Oregon’s 2013 football season is a quarter of the way finished, and it started out just the way fans hoped it would.
The Ducks have been dominant and relentless. They’re allowing 9 points a game and scoring 61.3. Mark Helfrich and Scott Frost look comfortable in new roles, Marcus Mariota found his aim, and the team discovered a couple of budding new stars in Johnny Mundt and Thomas Tyner.
The defense has been stout on the front and tough in the secondary. Jason Quick of the Oregonian pointed out today that they’re allowing just 3.4 yards per rush and 4.5 yards per pass completion. It’s true that the competition hasn’t been good, three inept offenses, but it’s also true that the Oregon starters may play more during the PAC-12 schedule.
Life’s a beach: it never rains in Autzen Stadium, but late September in Oregon, there are a lot of great places to be on a bye week.
Nick Aliotti remains unimpressed. The 20-year Oregon coaching veteran wants his unit to focus on a different opponent: how great they can be. “The enemy of great is good,’’ he told Quick. “We are trying to run away from good and be great.’’
Oregon plays the bye week perfectly. That’s not at all derisive; at some schools the bye week becomes a grind. With the legendary two weeks to prepare coaches overload players on new schemes and extra drills, hammering the group with the need to stay focused. Instead, the Ducks concentrate on developing younger players at practice, and after today’s workout Helfrich gave the team a long weekend off to recharge. Many players will use the extra time to go home, Mariota and Tyner included. The season is a grind for young minds, and it’s good to get away from football for a little while. They’ll come back on Monday with fresh legs and renewed enthusiasm.
While the Ducks are idle, PAC-12 play heats up this weekend with the first conference showdown involving ranked teams when #23 Arizona State travels to #5 Stanford 4 p.m. on Fox. Both teams are 2-0.
The game is a contrast of styles that should tell a lot about the conference race. Arizona State spreads the field and runs an attack a little like Oregon with a dual threat quarterback in Taylor Kelly and an offense built around Zone-Read.
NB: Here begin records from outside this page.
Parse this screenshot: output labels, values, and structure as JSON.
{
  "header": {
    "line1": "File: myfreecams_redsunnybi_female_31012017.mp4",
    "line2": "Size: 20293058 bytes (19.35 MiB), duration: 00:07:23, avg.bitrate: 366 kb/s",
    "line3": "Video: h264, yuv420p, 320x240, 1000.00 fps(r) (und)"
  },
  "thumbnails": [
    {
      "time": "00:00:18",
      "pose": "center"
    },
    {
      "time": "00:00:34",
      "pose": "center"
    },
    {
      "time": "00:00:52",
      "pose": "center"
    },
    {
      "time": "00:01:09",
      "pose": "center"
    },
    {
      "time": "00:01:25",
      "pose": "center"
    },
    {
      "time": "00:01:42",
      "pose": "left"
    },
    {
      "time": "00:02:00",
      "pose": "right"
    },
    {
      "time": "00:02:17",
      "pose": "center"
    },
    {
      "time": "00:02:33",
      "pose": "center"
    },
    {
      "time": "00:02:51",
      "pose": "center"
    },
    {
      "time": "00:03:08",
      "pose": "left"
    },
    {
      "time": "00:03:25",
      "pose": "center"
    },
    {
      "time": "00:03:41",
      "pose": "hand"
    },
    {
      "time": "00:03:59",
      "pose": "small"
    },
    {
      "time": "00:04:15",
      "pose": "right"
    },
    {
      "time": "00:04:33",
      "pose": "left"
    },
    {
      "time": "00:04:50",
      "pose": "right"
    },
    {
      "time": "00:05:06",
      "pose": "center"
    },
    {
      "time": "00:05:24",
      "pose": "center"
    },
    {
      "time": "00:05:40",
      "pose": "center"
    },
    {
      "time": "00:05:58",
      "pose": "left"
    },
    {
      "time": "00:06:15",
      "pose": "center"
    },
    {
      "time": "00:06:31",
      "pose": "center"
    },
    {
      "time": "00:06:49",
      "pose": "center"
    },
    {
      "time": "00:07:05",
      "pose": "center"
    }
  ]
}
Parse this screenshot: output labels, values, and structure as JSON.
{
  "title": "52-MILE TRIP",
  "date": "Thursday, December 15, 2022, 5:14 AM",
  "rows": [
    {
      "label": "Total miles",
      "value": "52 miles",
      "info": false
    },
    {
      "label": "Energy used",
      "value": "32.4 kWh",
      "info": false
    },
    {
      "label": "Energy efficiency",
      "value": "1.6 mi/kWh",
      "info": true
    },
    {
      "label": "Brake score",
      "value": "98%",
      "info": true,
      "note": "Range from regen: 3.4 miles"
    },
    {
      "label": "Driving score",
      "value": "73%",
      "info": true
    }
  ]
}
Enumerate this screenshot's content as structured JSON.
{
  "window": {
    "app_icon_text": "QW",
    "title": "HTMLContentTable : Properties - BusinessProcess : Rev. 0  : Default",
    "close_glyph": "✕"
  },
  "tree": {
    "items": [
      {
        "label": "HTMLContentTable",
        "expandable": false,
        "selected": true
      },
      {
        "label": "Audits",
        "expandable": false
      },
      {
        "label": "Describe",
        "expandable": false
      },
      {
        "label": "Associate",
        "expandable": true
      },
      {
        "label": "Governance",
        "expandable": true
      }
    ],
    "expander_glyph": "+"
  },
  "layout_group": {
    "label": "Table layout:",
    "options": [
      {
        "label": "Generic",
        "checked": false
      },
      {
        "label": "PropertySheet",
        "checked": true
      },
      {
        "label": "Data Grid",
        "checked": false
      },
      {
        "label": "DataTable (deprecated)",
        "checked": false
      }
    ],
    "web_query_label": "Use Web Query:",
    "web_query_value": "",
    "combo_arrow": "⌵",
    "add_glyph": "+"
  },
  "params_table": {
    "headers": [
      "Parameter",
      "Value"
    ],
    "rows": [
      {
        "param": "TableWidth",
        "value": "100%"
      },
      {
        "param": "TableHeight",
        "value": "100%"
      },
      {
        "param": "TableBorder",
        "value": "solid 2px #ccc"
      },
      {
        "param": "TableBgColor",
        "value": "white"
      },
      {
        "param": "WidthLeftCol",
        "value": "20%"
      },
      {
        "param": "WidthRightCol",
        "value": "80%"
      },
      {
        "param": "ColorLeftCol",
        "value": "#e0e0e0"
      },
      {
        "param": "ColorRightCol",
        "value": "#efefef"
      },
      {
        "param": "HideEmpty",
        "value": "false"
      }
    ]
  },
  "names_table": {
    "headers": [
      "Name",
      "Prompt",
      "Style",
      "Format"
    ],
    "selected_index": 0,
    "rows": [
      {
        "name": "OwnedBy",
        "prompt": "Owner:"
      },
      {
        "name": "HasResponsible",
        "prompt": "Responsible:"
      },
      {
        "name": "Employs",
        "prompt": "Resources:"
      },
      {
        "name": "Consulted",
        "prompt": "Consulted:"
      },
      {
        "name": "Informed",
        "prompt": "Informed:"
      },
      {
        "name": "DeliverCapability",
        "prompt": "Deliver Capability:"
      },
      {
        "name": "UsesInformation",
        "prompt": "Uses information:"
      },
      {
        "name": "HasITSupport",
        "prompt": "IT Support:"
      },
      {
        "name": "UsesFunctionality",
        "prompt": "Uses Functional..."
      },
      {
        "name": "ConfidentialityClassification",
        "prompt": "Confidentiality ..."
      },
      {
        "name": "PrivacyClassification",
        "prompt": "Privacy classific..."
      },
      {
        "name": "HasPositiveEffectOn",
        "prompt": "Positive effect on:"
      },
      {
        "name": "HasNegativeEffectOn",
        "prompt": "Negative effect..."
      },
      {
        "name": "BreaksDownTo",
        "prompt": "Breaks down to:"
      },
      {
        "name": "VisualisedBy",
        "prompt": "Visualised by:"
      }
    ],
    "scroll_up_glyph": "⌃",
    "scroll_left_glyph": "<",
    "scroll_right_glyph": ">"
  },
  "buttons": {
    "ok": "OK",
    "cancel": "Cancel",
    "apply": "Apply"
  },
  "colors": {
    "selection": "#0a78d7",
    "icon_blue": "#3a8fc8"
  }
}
Kelly’s thrown for 652 yards and 5 tds this season. Stanford likes to pound the ball behind a big offensive line, relying on their defense to control games. Their quarterback Kevin Hogan is efficient, mobile and doesn’t make many mistakes. Tailback Tyler Gaffney has 40 carries for 236 yards and three tds so far, 5.9 yards per carry.
Stanford is enigmatic. Highly-ranked and picked by many to win the PAC-12 Championship and challenge Alabama for the national title, they haven’t looked dominating in two plain-vanilla wins over San Jose State and Army to start the year. Never seriously threatened in either game, they haven’t had to show much of the playbook. The Cardinal typically have great success with their play-action passing game: this season wide receiver Ty Montgomery already has 10 catches for 211 yards and 2 tds, an average of 21.1 yards a catch. Against Army Hogan hit Montgomery for a 46-yard td; in the San Jose State he connected for a 40-yarder to Devon Cajuste.
Most of the rest of the PAC-12 schedule are tomato can opponents in paycheck games. 2-1 Utah State travels to USC. The Trojans seem to have found an offense against Boston College, and in doing so they’re reclaiming a piece of their legacy: so far this season they’re running the football 62% of the time, a move that helps keep pressure off new quarterback Cody Kessler. 2-1 Oregon State is at 0-2 San Diego State. The Aztecs have allowed 41 points a game in their two losses. They rank 118th on defense, and 121st on offense, scoring just 13 points a game.
It’s a good weekend to go fishing, take a loved one on a walk, or clean the gutters. Tune in for a half of ASU-Stanford. Have one last barbecue, and when you crack open a cold beverage of your choice, drink deep, and enjoy the satisfying after taste of a 3-0 start. On Monday, everybody will have clear eyes and full hearts, with nine games to play for the conference title.